[Records to use]

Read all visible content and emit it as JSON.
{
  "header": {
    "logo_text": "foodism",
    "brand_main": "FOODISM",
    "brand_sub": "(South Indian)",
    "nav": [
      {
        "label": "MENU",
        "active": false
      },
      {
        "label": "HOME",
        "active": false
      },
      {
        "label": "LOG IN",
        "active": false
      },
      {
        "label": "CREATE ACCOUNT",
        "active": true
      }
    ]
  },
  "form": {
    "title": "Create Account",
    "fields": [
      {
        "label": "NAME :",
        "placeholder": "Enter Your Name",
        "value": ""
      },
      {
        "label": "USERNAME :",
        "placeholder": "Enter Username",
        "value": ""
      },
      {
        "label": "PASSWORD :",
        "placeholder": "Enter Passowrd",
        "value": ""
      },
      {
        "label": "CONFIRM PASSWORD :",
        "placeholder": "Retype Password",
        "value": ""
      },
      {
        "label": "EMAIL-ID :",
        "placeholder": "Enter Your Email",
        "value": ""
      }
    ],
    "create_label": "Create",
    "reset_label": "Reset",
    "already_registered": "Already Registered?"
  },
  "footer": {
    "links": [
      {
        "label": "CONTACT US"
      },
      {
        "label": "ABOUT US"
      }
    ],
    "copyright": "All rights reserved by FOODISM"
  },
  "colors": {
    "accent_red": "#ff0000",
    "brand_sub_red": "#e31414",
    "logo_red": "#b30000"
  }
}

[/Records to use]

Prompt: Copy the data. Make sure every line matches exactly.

Exercise output:
Read all visible content and emit it as JSON.
{
  "header": {
    "logo_text": "foodism",
    "brand_main": "FOODISM",
    "brand_sub": "(South Indian)",
    "nav": [
      {
        "label": "MENU",
        "active": false
      },
      {
        "label": "HOME",
        "active": false
      },
      {
        "label": "LOG IN",
        "active": false
      },
      {
        "label": "CREATE ACCOUNT",
        "active": true
      }
    ]
  },
  "form": {
    "title": "Create Account",
    "fields": [
      {
        "label": "NAME :",
        "placeholder": "Enter Your Name",
        "value": ""
      },
      {
        "label": "USERNAME :",
        "placeholder": "Enter Username",
        "value": ""
      },
      {
        "label": "PASSWORD :",
        "placeholder": "Enter Passowrd",
        "value": ""
      },
      {
        "label": "CONFIRM PASSWORD :",
        "placeholder": "Retype Password",
        "value": ""
      },
      {
        "label": "EMAIL-ID :",
        "placeholder": "Enter Your Email",
        "value": ""
      }
    ],
    "create_label": "Create",
    "reset_label": "Reset",
    "already_registered": "Already Registered?"
  },
  "footer": {
    "links": [
      {
        "label": "CONTACT US"
      },
      {
        "label": "ABOUT US"
      }
    ],
    "copyright": "All rights reserved by FOODISM"
  },
  "colors": {
    "accent_red": "#ff0000",
    "brand_sub_red": "#e31414",
    "logo_red": "#b30000"
  }
}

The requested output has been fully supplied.